When an individual harms our clients while working within the course and scope of employment, that individual’s employer is also responsible for the harm, a legal concept known as respondeat superior.  The employer may also be liable independently, for its negligent hiring, training, and/or supervision of its employee who injured our client.  It is essential to determine the fault of the employing business because the employer, either out of its own resources or through commercial insurance coverage, may be more financially able to compensate our clients.

Norma, a produce inspector, was working inside a large commercial business when a forklift operator backed into her, severely fracturing her ankle and shoulder.  Norma required several surgeries to treat her injuries, and for several years had to use a cane to walk.  The forklift operator and his employer never accepted responsibility for injuring Norma.  Through litigation, we achieved a settlement that not only compensated Norma for her past medical expenses, but for her future losses (earnings and future medical care) and assisted her as she continued her recovery long after the case concluded.

Terry was enjoying New Year’s Eve with several friends at a bar in Phoenix when he was struck in the face by the bar’s security guard, who was intoxicated.  Terry suffered extensive craniofacial injuries and required several surgeries.  The security guard was charged and convicted for assaulting Terry, but the bar denied responsibility for the security guard’s conduct, claiming he was not working for the bar that night.  As a result of a lawsuit, Terry obtained a large judgment against the bar.  With his felony conviction, the security guard will never be able to lawfully work as a security guard again.

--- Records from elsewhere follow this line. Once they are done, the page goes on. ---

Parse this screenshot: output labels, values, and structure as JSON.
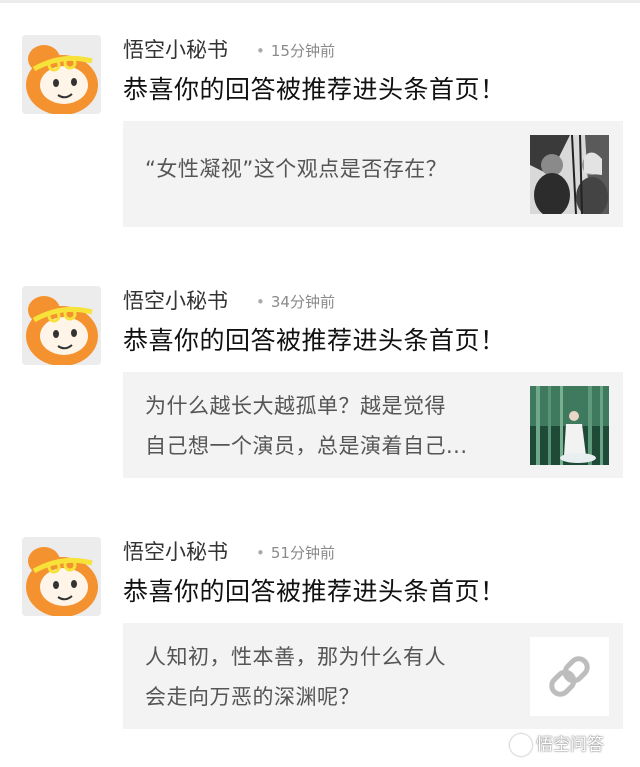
{
  "notifications": [
    {
      "sender": "悟空小秘书",
      "time": "15分钟前",
      "message": "恭喜你的回答被推荐进头条首页！",
      "card_line1": "“女性凝视”这个观点是否存在？",
      "card_line2": "",
      "thumb": "photo-two-women-thumbnail"
    },
    {
      "sender": "悟空小秘书",
      "time": "34分钟前",
      "message": "恭喜你的回答被推荐进头条首页！",
      "card_line1": "为什么越长大越孤单？越是觉得",
      "card_line2": "自己想一个演员，总是演着自己...",
      "thumb": "photo-forest-woman-thumbnail"
    },
    {
      "sender": "悟空小秘书",
      "time": "51分钟前",
      "message": "恭喜你的回答被推荐进头条首页！",
      "card_line1": "人知初，性本善，那为什么有人",
      "card_line2": "会走向万恶的深渊呢？",
      "thumb": "link-icon"
    }
  ],
  "watermark": "悟空问答",
  "colors": {
    "avatar_orange": "#f4922f",
    "card_bg": "#f3f3f3",
    "time_gray": "#8a8a8a"
  }
}
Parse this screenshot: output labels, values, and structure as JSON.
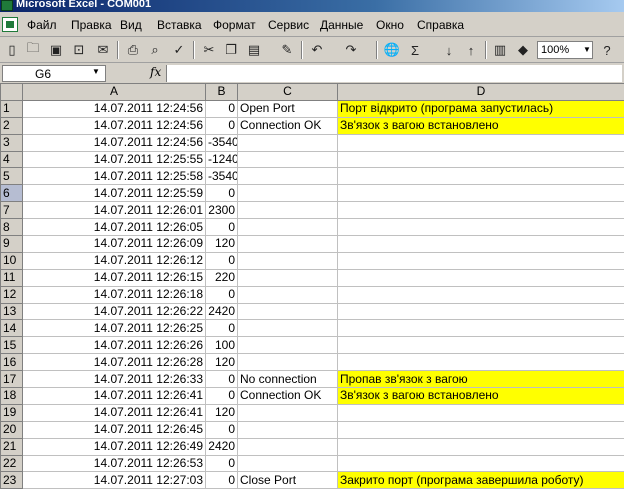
{
  "window": {
    "title": "Microsoft Excel - COM001"
  },
  "menu": [
    "Файл",
    "Правка",
    "Вид",
    "Вставка",
    "Формат",
    "Сервис",
    "Данные",
    "Окно",
    "Справка"
  ],
  "toolbar": {
    "zoom": "100%"
  },
  "formula_bar": {
    "name_box": "G6",
    "fx_label": "fx",
    "content": ""
  },
  "columns": [
    "A",
    "B",
    "C",
    "D"
  ],
  "selected_row": 6,
  "rows": [
    {
      "n": "1",
      "a": "14.07.2011 12:24:56",
      "b": "0",
      "c": "Open Port",
      "d": "Порт відкрито (програма запустилась)"
    },
    {
      "n": "2",
      "a": "14.07.2011 12:24:56",
      "b": "0",
      "c": "Connection OK",
      "d": "Зв'язок з вагою встановлено"
    },
    {
      "n": "3",
      "a": "14.07.2011 12:24:56",
      "b": "-3540",
      "c": "",
      "d": ""
    },
    {
      "n": "4",
      "a": "14.07.2011 12:25:55",
      "b": "-1240",
      "c": "",
      "d": ""
    },
    {
      "n": "5",
      "a": "14.07.2011 12:25:58",
      "b": "-3540",
      "c": "",
      "d": ""
    },
    {
      "n": "6",
      "a": "14.07.2011 12:25:59",
      "b": "0",
      "c": "",
      "d": ""
    },
    {
      "n": "7",
      "a": "14.07.2011 12:26:01",
      "b": "2300",
      "c": "",
      "d": ""
    },
    {
      "n": "8",
      "a": "14.07.2011 12:26:05",
      "b": "0",
      "c": "",
      "d": ""
    },
    {
      "n": "9",
      "a": "14.07.2011 12:26:09",
      "b": "120",
      "c": "",
      "d": ""
    },
    {
      "n": "10",
      "a": "14.07.2011 12:26:12",
      "b": "0",
      "c": "",
      "d": ""
    },
    {
      "n": "11",
      "a": "14.07.2011 12:26:15",
      "b": "220",
      "c": "",
      "d": ""
    },
    {
      "n": "12",
      "a": "14.07.2011 12:26:18",
      "b": "0",
      "c": "",
      "d": ""
    },
    {
      "n": "13",
      "a": "14.07.2011 12:26:22",
      "b": "2420",
      "c": "",
      "d": ""
    },
    {
      "n": "14",
      "a": "14.07.2011 12:26:25",
      "b": "0",
      "c": "",
      "d": ""
    },
    {
      "n": "15",
      "a": "14.07.2011 12:26:26",
      "b": "100",
      "c": "",
      "d": ""
    },
    {
      "n": "16",
      "a": "14.07.2011 12:26:28",
      "b": "120",
      "c": "",
      "d": ""
    },
    {
      "n": "17",
      "a": "14.07.2011 12:26:33",
      "b": "0",
      "c": "No connection",
      "d": "Пропав зв'язок з вагою"
    },
    {
      "n": "18",
      "a": "14.07.2011 12:26:41",
      "b": "0",
      "c": "Connection OK",
      "d": "Зв'язок з вагою встановлено"
    },
    {
      "n": "19",
      "a": "14.07.2011 12:26:41",
      "b": "120",
      "c": "",
      "d": ""
    },
    {
      "n": "20",
      "a": "14.07.2011 12:26:45",
      "b": "0",
      "c": "",
      "d": ""
    },
    {
      "n": "21",
      "a": "14.07.2011 12:26:49",
      "b": "2420",
      "c": "",
      "d": ""
    },
    {
      "n": "22",
      "a": "14.07.2011 12:26:53",
      "b": "0",
      "c": "",
      "d": ""
    },
    {
      "n": "23",
      "a": "14.07.2011 12:27:03",
      "b": "0",
      "c": "Close Port",
      "d": "Закрито порт (програма завершила роботу)"
    }
  ],
  "colors": {
    "highlight": "#ffff00",
    "chrome": "#d4d0c8"
  }
}
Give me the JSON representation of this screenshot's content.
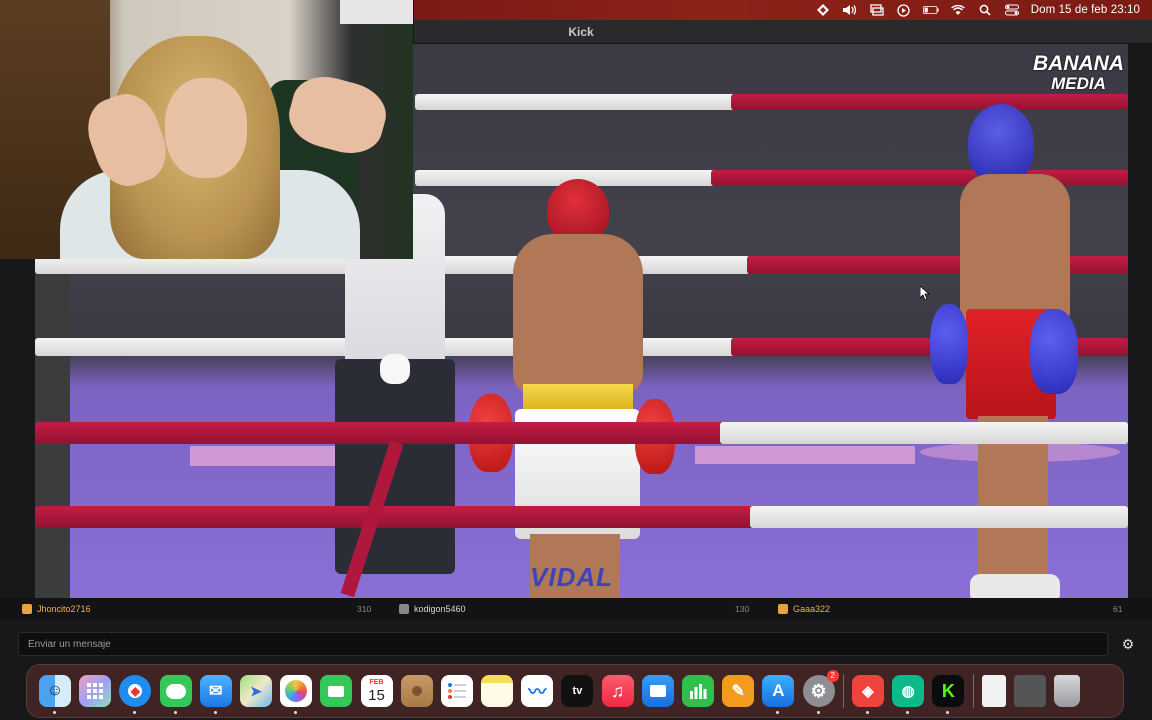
{
  "menubar": {
    "icons": [
      "location-arrow-icon",
      "volume-icon",
      "screen-mirroring-icon",
      "play-icon",
      "battery-icon",
      "wifi-icon",
      "search-icon",
      "control-center-icon"
    ],
    "clock": "Dom 15 de feb  23:10"
  },
  "window": {
    "title": "Kick"
  },
  "video": {
    "watermark_line1": "BANANA",
    "watermark_line2": "MEDIA",
    "ring_banner": "VIDAL"
  },
  "chat": {
    "messages": [
      {
        "user": "Jhoncito2716",
        "count": "310",
        "badge": "gold"
      },
      {
        "user": "kodigon5460",
        "count": "130",
        "badge": "grey"
      },
      {
        "user": "Gaaa322",
        "count": "61",
        "badge": "gold"
      }
    ],
    "input_placeholder": "Enviar un mensaje"
  },
  "dock": {
    "calendar_month": "FEB",
    "calendar_day": "15",
    "settings_badge": "2",
    "apps": [
      "Finder",
      "Launchpad",
      "Safari",
      "Messages",
      "Mail",
      "Maps",
      "Photos",
      "FaceTime",
      "Calendar",
      "Contacts",
      "Reminders",
      "Notes",
      "Freeform",
      "TV",
      "Music",
      "Keynote",
      "Numbers",
      "Pages",
      "App Store",
      "System Settings",
      "AnyDesk",
      "Messenger",
      "Kick",
      "Downloads",
      "Stack",
      "Trash"
    ]
  },
  "colors": {
    "rope_red": "#b0173c",
    "kick_green": "#53fc18",
    "wallpaper_red": "#8d2218"
  }
}
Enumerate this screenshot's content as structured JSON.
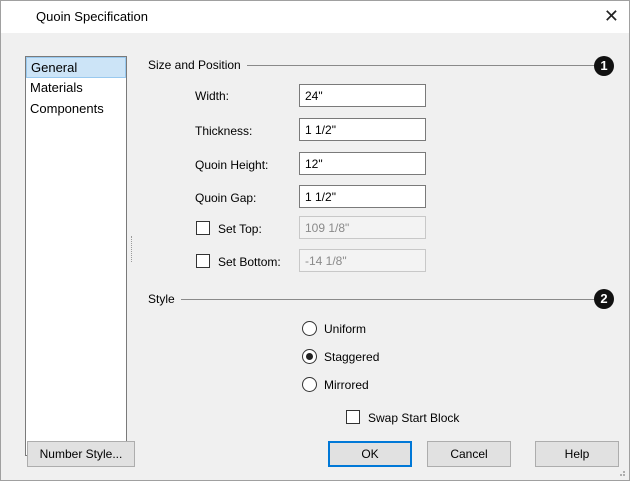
{
  "window": {
    "title": "Quoin Specification",
    "close_glyph": "✕"
  },
  "sidebar": {
    "items": [
      {
        "label": "General",
        "selected": true
      },
      {
        "label": "Materials",
        "selected": false
      },
      {
        "label": "Components",
        "selected": false
      }
    ]
  },
  "size_position": {
    "section_label": "Size and Position",
    "badge": "1",
    "width": {
      "label": "Width:",
      "value": "24\""
    },
    "thickness": {
      "label": "Thickness:",
      "value": "1 1/2\""
    },
    "quoin_height": {
      "label": "Quoin Height:",
      "value": "12\""
    },
    "quoin_gap": {
      "label": "Quoin Gap:",
      "value": "1 1/2\""
    },
    "set_top": {
      "label": "Set Top:",
      "checked": false,
      "value": "109 1/8\"",
      "enabled": false
    },
    "set_bottom": {
      "label": "Set Bottom:",
      "checked": false,
      "value": "-14 1/8\"",
      "enabled": false
    }
  },
  "style": {
    "section_label": "Style",
    "badge": "2",
    "options": [
      {
        "label": "Uniform",
        "selected": false
      },
      {
        "label": "Staggered",
        "selected": true
      },
      {
        "label": "Mirrored",
        "selected": false
      }
    ],
    "swap_start_block": {
      "label": "Swap Start Block",
      "checked": false
    }
  },
  "buttons": {
    "number_style": "Number Style...",
    "ok": "OK",
    "cancel": "Cancel",
    "help": "Help"
  },
  "colors": {
    "dialog_bg": "#f0f0f0",
    "selection_bg": "#cce4f7",
    "default_button_border": "#0078d7",
    "badge_bg": "#111111"
  }
}
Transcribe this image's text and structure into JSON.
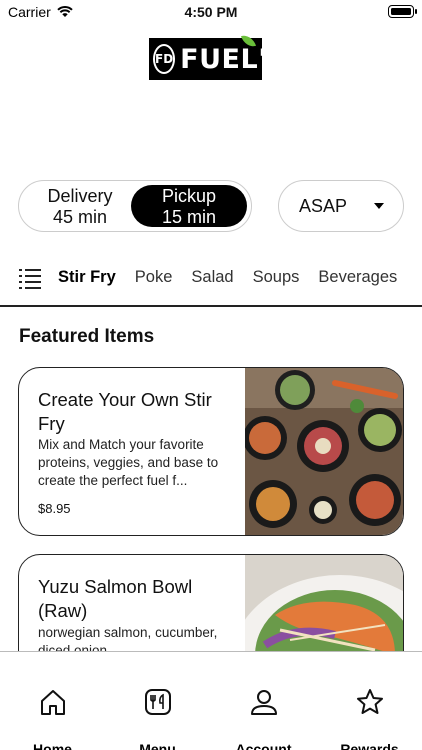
{
  "status_bar": {
    "carrier": "Carrier",
    "time": "4:50 PM"
  },
  "logo": {
    "mark": "FD",
    "text": "FUEL'D"
  },
  "order_mode": {
    "delivery_label": "Delivery",
    "delivery_time": "45 min",
    "pickup_label": "Pickup",
    "pickup_time": "15 min",
    "selected": "Pickup"
  },
  "time_select": {
    "value": "ASAP"
  },
  "categories": {
    "items": [
      "Stir Fry",
      "Poke",
      "Salad",
      "Soups",
      "Beverages"
    ],
    "active": "Stir Fry"
  },
  "featured": {
    "title": "Featured Items",
    "items": [
      {
        "title": "Create Your Own Stir Fry",
        "description": "Mix and Match your favorite proteins, veggies, and base to create the perfect fuel f...",
        "price": "$8.95"
      },
      {
        "title": "Yuzu Salmon Bowl (Raw)",
        "description": "norwegian salmon, cucumber, diced onion,"
      }
    ]
  },
  "tab_bar": {
    "items": [
      {
        "label": "Home",
        "icon": "home-icon"
      },
      {
        "label": "Menu",
        "icon": "utensils-icon"
      },
      {
        "label": "Account",
        "icon": "person-icon"
      },
      {
        "label": "Rewards",
        "icon": "star-icon"
      }
    ]
  },
  "colors": {
    "accent": "#000000",
    "leaf": "#6abf3a",
    "border": "#cccccc"
  }
}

Julie, twenty-seven years old, had a college degree in business and an MBA degree, working  as an executive of a major corporation in Phoenix.  One day her vehicle was broadsided by a construction truck.  Julie suffered mild traumatic brain injuries, making her work far more difficult, and requiring her to begin a lengthy course of neurorehabilitation.  The driver of the construction company vehicle was responsible for causing the collision and Julie’s injuries.  His employer was responsible as well, as the collision occurred while the driver was working for his employer.